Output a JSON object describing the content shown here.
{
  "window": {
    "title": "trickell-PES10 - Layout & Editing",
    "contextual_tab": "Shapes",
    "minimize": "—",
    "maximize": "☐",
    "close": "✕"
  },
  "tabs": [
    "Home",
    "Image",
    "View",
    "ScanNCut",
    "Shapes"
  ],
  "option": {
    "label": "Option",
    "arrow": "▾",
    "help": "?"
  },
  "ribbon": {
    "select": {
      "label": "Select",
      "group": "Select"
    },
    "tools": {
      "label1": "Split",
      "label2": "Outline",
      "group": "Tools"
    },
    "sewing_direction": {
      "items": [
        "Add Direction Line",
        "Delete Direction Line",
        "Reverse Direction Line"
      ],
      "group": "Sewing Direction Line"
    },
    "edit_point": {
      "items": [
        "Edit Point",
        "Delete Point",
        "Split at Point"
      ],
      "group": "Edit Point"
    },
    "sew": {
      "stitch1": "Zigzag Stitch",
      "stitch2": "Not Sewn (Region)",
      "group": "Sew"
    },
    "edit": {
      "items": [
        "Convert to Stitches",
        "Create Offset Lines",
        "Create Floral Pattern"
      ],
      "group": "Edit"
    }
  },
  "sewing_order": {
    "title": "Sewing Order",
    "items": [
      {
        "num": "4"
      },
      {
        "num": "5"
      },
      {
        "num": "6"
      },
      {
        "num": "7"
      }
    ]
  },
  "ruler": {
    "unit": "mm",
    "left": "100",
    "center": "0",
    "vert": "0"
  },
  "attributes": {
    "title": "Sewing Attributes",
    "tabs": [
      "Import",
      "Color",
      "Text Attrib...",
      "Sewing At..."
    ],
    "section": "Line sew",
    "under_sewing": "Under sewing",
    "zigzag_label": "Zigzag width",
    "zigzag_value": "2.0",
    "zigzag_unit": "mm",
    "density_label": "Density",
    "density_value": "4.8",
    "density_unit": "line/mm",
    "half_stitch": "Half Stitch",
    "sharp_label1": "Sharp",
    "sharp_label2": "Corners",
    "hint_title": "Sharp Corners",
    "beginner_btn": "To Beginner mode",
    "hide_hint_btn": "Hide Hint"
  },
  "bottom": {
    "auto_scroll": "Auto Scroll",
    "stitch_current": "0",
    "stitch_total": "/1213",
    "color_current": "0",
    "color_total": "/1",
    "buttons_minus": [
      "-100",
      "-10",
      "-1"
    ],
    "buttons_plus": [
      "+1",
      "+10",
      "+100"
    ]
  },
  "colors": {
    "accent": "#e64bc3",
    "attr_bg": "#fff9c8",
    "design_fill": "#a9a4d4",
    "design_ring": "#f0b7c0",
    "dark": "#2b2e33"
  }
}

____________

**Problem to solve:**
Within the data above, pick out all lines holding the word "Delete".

**Solution to this problem:**
        "Delete Direction Line",
        "Delete Point",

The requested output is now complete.